--- Exercise aim ---
Once you have read the listing below, write all of it out again exactly.

[Data listing Boundary: Start]

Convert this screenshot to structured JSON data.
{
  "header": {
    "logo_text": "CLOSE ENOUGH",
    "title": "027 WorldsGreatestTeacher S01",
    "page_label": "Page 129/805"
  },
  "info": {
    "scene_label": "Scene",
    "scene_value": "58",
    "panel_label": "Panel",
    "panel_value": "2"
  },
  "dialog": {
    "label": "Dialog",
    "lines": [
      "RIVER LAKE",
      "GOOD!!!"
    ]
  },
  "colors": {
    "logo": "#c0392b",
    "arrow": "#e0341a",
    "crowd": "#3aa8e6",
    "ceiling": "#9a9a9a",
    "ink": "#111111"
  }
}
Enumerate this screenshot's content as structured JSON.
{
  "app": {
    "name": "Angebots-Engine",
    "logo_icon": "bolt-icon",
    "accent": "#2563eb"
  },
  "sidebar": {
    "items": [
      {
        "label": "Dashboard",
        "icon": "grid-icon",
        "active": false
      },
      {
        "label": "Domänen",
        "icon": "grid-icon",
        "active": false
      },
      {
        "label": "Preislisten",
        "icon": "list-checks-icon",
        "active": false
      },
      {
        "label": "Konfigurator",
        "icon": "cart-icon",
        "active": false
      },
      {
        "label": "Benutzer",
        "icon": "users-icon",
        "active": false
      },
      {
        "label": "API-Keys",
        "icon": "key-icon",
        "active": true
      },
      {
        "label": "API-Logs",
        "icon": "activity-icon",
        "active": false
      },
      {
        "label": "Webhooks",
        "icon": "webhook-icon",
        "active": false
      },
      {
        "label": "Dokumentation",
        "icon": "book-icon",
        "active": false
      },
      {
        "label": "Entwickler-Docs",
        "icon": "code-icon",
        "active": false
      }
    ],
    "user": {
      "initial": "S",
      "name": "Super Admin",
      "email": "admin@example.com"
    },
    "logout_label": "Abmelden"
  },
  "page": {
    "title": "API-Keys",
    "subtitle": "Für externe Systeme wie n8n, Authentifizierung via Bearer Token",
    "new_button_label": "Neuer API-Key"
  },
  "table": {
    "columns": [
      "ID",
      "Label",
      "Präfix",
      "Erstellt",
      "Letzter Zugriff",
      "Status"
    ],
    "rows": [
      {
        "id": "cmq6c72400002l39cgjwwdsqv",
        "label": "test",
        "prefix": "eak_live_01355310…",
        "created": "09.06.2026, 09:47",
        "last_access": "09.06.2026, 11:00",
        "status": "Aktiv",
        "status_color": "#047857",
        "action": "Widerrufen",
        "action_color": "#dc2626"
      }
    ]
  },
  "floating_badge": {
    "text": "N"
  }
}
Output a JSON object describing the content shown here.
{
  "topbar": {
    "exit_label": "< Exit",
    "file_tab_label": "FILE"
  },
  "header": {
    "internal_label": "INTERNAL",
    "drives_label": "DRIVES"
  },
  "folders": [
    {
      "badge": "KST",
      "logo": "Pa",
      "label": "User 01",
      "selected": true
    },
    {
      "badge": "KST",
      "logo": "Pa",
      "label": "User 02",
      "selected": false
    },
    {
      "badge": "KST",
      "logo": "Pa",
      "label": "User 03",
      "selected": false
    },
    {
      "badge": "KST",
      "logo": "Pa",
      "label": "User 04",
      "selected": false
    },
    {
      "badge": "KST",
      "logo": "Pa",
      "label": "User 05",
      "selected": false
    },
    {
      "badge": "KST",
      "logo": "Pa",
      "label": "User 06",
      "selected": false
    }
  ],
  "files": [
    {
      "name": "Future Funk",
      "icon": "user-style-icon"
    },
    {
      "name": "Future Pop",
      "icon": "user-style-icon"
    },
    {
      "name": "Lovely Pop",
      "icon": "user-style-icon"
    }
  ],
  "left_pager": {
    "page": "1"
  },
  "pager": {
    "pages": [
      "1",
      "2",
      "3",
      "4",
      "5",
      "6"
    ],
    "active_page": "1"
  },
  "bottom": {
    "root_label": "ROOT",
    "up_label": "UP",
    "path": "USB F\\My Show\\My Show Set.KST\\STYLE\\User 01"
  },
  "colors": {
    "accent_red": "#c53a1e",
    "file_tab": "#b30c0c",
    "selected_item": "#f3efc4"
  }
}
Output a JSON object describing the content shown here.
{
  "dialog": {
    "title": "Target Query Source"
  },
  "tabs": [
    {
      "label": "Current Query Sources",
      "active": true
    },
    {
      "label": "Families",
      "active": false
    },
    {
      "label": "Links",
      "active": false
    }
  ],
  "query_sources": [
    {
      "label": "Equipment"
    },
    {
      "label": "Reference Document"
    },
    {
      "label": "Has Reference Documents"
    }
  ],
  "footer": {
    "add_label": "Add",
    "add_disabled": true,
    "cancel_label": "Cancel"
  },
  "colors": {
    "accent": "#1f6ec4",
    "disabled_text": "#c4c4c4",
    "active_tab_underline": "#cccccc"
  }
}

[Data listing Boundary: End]

--- Written answer ---
Convert this screenshot to structured JSON data.
{
  "header": {
    "logo_text": "CLOSE ENOUGH",
    "title": "027 WorldsGreatestTeacher S01",
    "page_label": "Page 129/805"
  },
  "info": {
    "scene_label": "Scene",
    "scene_value": "58",
    "panel_label": "Panel",
    "panel_value": "2"
  },
  "dialog": {
    "label": "Dialog",
    "lines": [
      "RIVER LAKE",
      "GOOD!!!"
    ]
  },
  "colors": {
    "logo": "#c0392b",
    "arrow": "#e0341a",
    "crowd": "#3aa8e6",
    "ceiling": "#9a9a9a",
    "ink": "#111111"
  }
}
Enumerate this screenshot's content as structured JSON.
{
  "app": {
    "name": "Angebots-Engine",
    "logo_icon": "bolt-icon",
    "accent": "#2563eb"
  },
  "sidebar": {
    "items": [
      {
        "label": "Dashboard",
        "icon": "grid-icon",
        "active": false
      },
      {
        "label": "Domänen",
        "icon": "grid-icon",
        "active": false
      },
      {
        "label": "Preislisten",
        "icon": "list-checks-icon",
        "active": false
      },
      {
        "label": "Konfigurator",
        "icon": "cart-icon",
        "active": false
      },
      {
        "label": "Benutzer",
        "icon": "users-icon",
        "active": false
      },
      {
        "label": "API-Keys",
        "icon": "key-icon",
        "active": true
      },
      {
        "label": "API-Logs",
        "icon": "activity-icon",
        "active": false
      },
      {
        "label": "Webhooks",
        "icon": "webhook-icon",
        "active": false
      },
      {
        "label": "Dokumentation",
        "icon": "book-icon",
        "active": false
      },
      {
        "label": "Entwickler-Docs",
        "icon": "code-icon",
        "active": false
      }
    ],
    "user": {
      "initial": "S",
      "name": "Super Admin",
      "email": "admin@example.com"
    },
    "logout_label": "Abmelden"
  },
  "page": {
    "title": "API-Keys",
    "subtitle": "Für externe Systeme wie n8n, Authentifizierung via Bearer Token",
    "new_button_label": "Neuer API-Key"
  },
  "table": {
    "columns": [
      "ID",
      "Label",
      "Präfix",
      "Erstellt",
      "Letzter Zugriff",
      "Status"
    ],
    "rows": [
      {
        "id": "cmq6c72400002l39cgjwwdsqv",
        "label": "test",
        "prefix": "eak_live_01355310…",
        "created": "09.06.2026, 09:47",
        "last_access": "09.06.2026, 11:00",
        "status": "Aktiv",
        "status_color": "#047857",
        "action": "Widerrufen",
        "action_color": "#dc2626"
      }
    ]
  },
  "floating_badge": {
    "text": "N"
  }
}
Output a JSON object describing the content shown here.
{
  "topbar": {
    "exit_label": "< Exit",
    "file_tab_label": "FILE"
  },
  "header": {
    "internal_label": "INTERNAL",
    "drives_label": "DRIVES"
  },
  "folders": [
    {
      "badge": "KST",
      "logo": "Pa",
      "label": "User 01",
      "selected": true
    },
    {
      "badge": "KST",
      "logo": "Pa",
      "label": "User 02",
      "selected": false
    },
    {
      "badge": "KST",
      "logo": "Pa",
      "label": "User 03",
      "selected": false
    },
    {
      "badge": "KST",
      "logo": "Pa",
      "label": "User 04",
      "selected": false
    },
    {
      "badge": "KST",
      "logo": "Pa",
      "label": "User 05",
      "selected": false
    },
    {
      "badge": "KST",
      "logo": "Pa",
      "label": "User 06",
      "selected": false
    }
  ],
  "files": [
    {
      "name": "Future Funk",
      "icon": "user-style-icon"
    },
    {
      "name": "Future Pop",
      "icon": "user-style-icon"
    },
    {
      "name": "Lovely Pop",
      "icon": "user-style-icon"
    }
  ],
  "left_pager": {
    "page": "1"
  },
  "pager": {
    "pages": [
      "1",
      "2",
      "3",
      "4",
      "5",
      "6"
    ],
    "active_page": "1"
  },
  "bottom": {
    "root_label": "ROOT",
    "up_label": "UP",
    "path": "USB F\\My Show\\My Show Set.KST\\STYLE\\User 01"
  },
  "colors": {
    "accent_red": "#c53a1e",
    "file_tab": "#b30c0c",
    "selected_item": "#f3efc4"
  }
}
Output a JSON object describing the content shown here.
{
  "dialog": {
    "title": "Target Query Source"
  },
  "tabs": [
    {
      "label": "Current Query Sources",
      "active": true
    },
    {
      "label": "Families",
      "active": false
    },
    {
      "label": "Links",
      "active": false
    }
  ],
  "query_sources": [
    {
      "label": "Equipment"
    },
    {
      "label": "Reference Document"
    },
    {
      "label": "Has Reference Documents"
    }
  ],
  "footer": {
    "add_label": "Add",
    "add_disabled": true,
    "cancel_label": "Cancel"
  },
  "colors": {
    "accent": "#1f6ec4",
    "disabled_text": "#c4c4c4",
    "active_tab_underline": "#cccccc"
  }
}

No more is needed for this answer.